> _Work order_: Using the entries that follow, establish how many lines contain the word "text" and give only that figure.
----------
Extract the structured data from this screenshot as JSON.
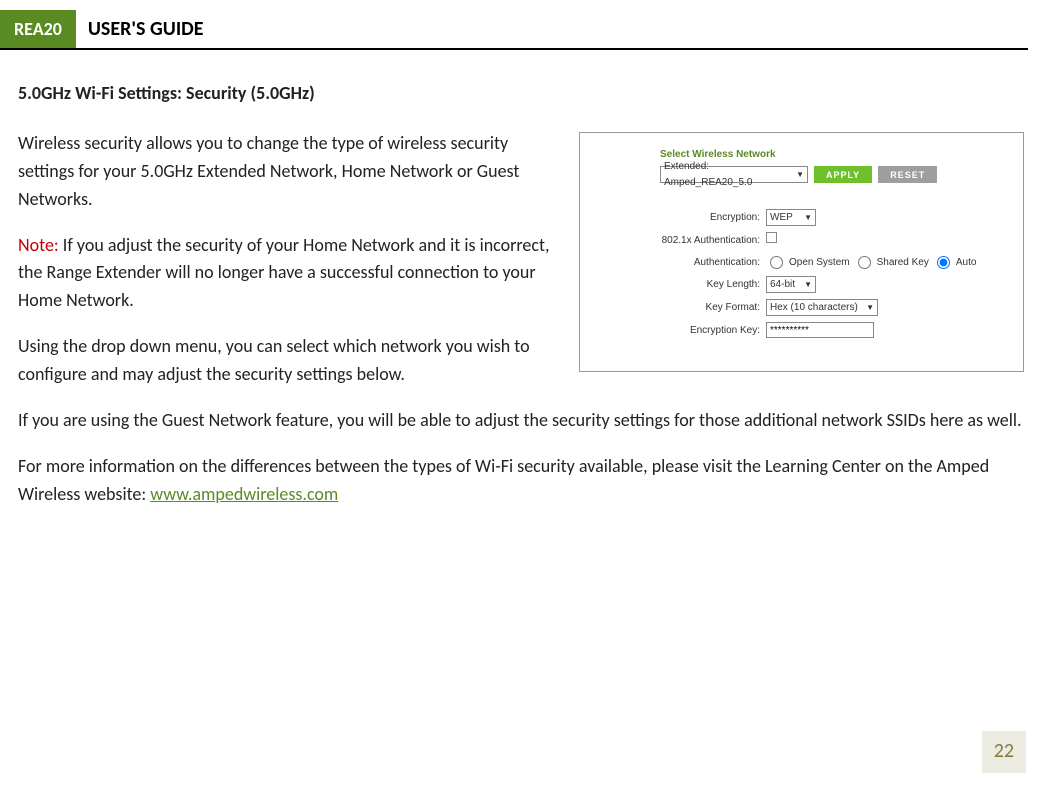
{
  "header": {
    "tab": "REA20",
    "title": "USER'S GUIDE"
  },
  "section_heading": "5.0GHz Wi-Fi Settings: Security (5.0GHz)",
  "para1": "Wireless security allows you to change the type of wireless security settings for your 5.0GHz Extended Network, Home Network or Guest Networks.",
  "note_label": "Note:",
  "para2": " If you adjust the security of your Home Network and it is incorrect, the Range Extender will no longer have a successful connection to your Home Network.",
  "para3": "Using the drop down menu, you can select which network you wish to configure and may adjust the security settings below.",
  "para4": "If you are using the Guest Network feature, you will be able to adjust the security settings for those additional network SSIDs here as well.",
  "para5_a": "For more information on the differences between the types of Wi-Fi security available, please visit the Learning Center on the Amped Wireless website: ",
  "para5_link": "www.ampedwireless.com",
  "figure": {
    "select_label": "Select Wireless Network",
    "select_value": "Extended: Amped_REA20_5.0",
    "apply": "APPLY",
    "reset": "RESET",
    "encryption_label": "Encryption:",
    "encryption_value": "WEP",
    "dot1x_label": "802.1x Authentication:",
    "auth_label": "Authentication:",
    "auth_open": "Open System",
    "auth_shared": "Shared Key",
    "auth_auto": "Auto",
    "keylen_label": "Key Length:",
    "keylen_value": "64-bit",
    "keyfmt_label": "Key Format:",
    "keyfmt_value": "Hex (10 characters)",
    "enckey_label": "Encryption Key:",
    "enckey_value": "**********"
  },
  "page_number": "22"
}
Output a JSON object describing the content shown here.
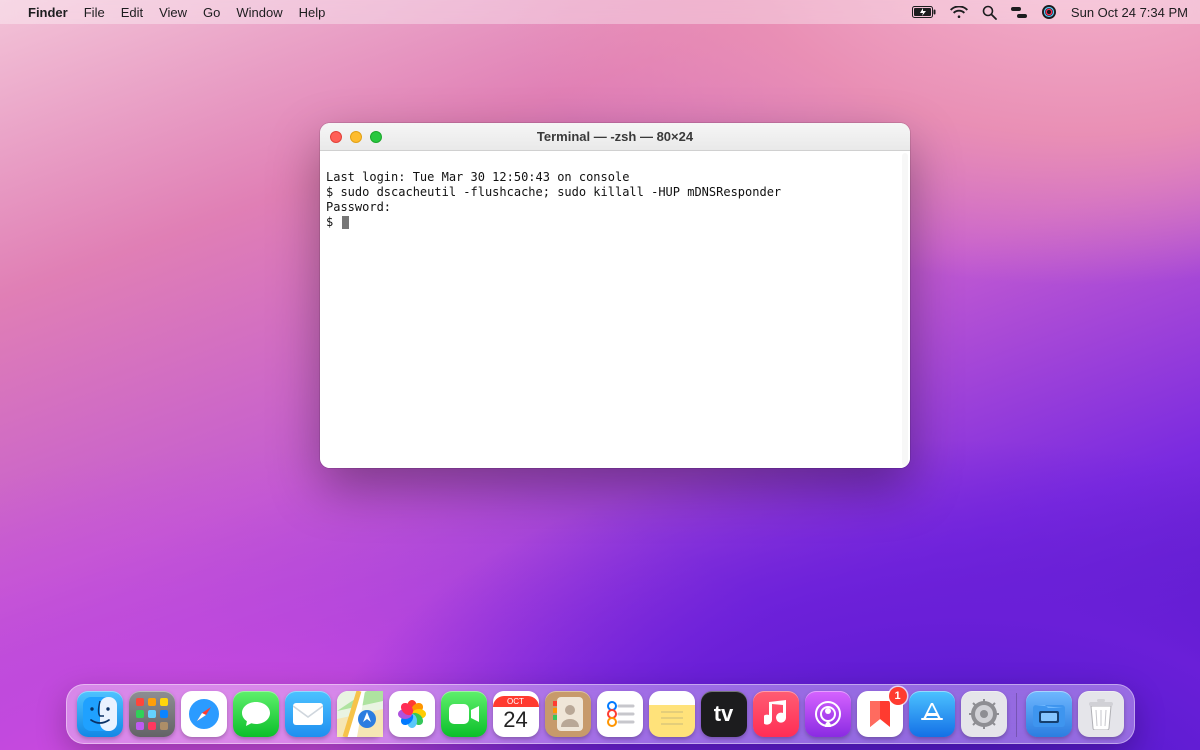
{
  "menu": {
    "app": "Finder",
    "items": [
      "File",
      "Edit",
      "View",
      "Go",
      "Window",
      "Help"
    ],
    "clock": "Sun Oct 24  7:34 PM"
  },
  "status_icons": [
    "battery-charging-icon",
    "wifi-icon",
    "spotlight-icon",
    "control-center-icon",
    "siri-icon"
  ],
  "terminal": {
    "title": "Terminal — -zsh — 80×24",
    "lines": [
      "Last login: Tue Mar 30 12:50:43 on console",
      "$ sudo dscacheutil -flushcache; sudo killall -HUP mDNSResponder",
      "Password:",
      "$ "
    ]
  },
  "calendar": {
    "month": "OCT",
    "day": "24"
  },
  "dock": {
    "apps": [
      {
        "name": "finder",
        "label": "Finder"
      },
      {
        "name": "launchpad",
        "label": "Launchpad"
      },
      {
        "name": "safari",
        "label": "Safari"
      },
      {
        "name": "messages",
        "label": "Messages"
      },
      {
        "name": "mail",
        "label": "Mail"
      },
      {
        "name": "maps",
        "label": "Maps"
      },
      {
        "name": "photos",
        "label": "Photos"
      },
      {
        "name": "facetime",
        "label": "FaceTime"
      },
      {
        "name": "calendar",
        "label": "Calendar"
      },
      {
        "name": "contacts",
        "label": "Contacts"
      },
      {
        "name": "reminders",
        "label": "Reminders"
      },
      {
        "name": "notes",
        "label": "Notes"
      },
      {
        "name": "tv",
        "label": "TV"
      },
      {
        "name": "music",
        "label": "Music"
      },
      {
        "name": "podcasts",
        "label": "Podcasts"
      },
      {
        "name": "news",
        "label": "News"
      },
      {
        "name": "appstore",
        "label": "App Store"
      },
      {
        "name": "settings",
        "label": "System Preferences"
      }
    ],
    "news_badge": "1",
    "tv_label": "tv",
    "right": [
      {
        "name": "downloads",
        "label": "Downloads"
      },
      {
        "name": "trash",
        "label": "Trash"
      }
    ]
  }
}
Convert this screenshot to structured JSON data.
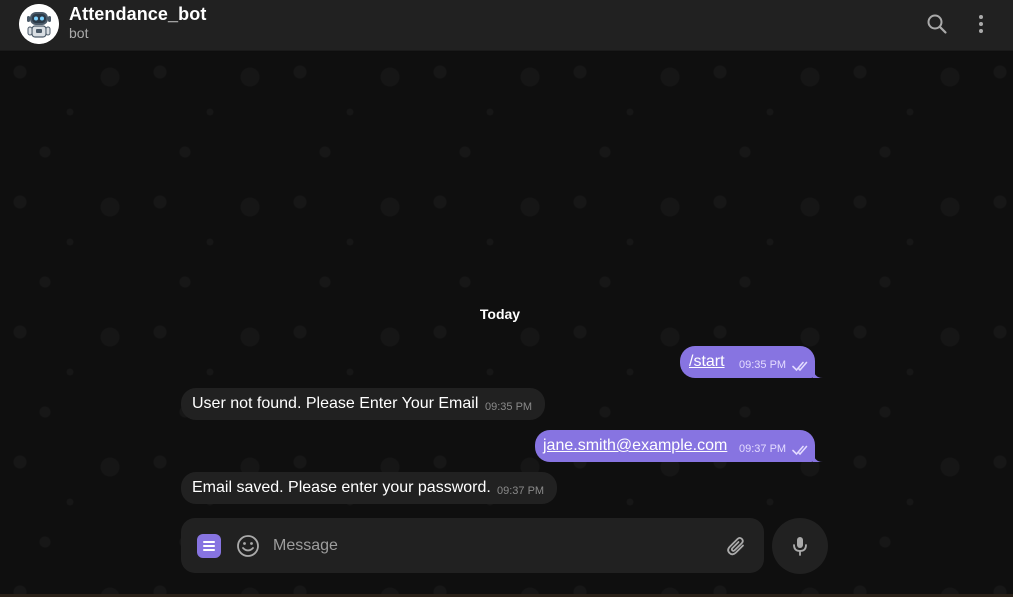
{
  "header": {
    "title": "Attendance_bot",
    "status": "bot",
    "avatar_icon": "robot-avatar-icon",
    "search_icon": "search-icon",
    "menu_icon": "more-vertical-icon"
  },
  "chat": {
    "date_separator": "Today",
    "messages": [
      {
        "direction": "out",
        "text": "/start",
        "time": "09:35 PM",
        "status": "read"
      },
      {
        "direction": "in",
        "text": "User not found. Please Enter Your Email",
        "time": "09:35 PM"
      },
      {
        "direction": "out",
        "text": "jane.smith@example.com",
        "time": "09:37 PM",
        "status": "read"
      },
      {
        "direction": "in",
        "text": "Email saved. Please enter your password.",
        "time": "09:37 PM"
      }
    ]
  },
  "composer": {
    "placeholder": "Message",
    "value": "",
    "menu_icon": "bot-menu-icon",
    "emoji_icon": "emoji-icon",
    "attach_icon": "paperclip-icon",
    "mic_icon": "microphone-icon"
  },
  "colors": {
    "accent": "#8774e1",
    "header_bg": "#212121",
    "incoming_bubble": "#212121",
    "chat_bg": "#0f0f0f"
  }
}
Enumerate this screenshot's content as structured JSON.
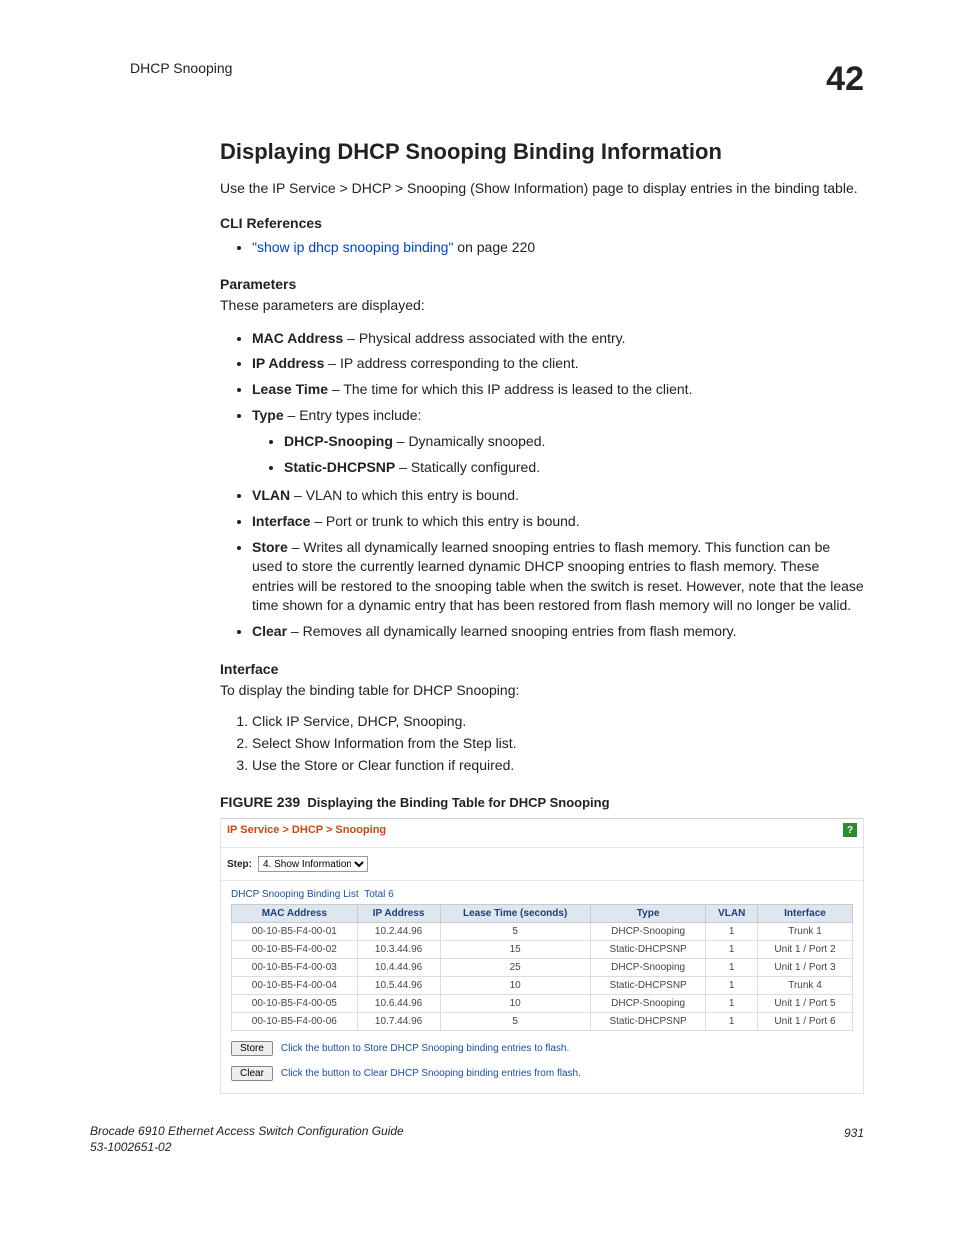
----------
> _Response area_: 4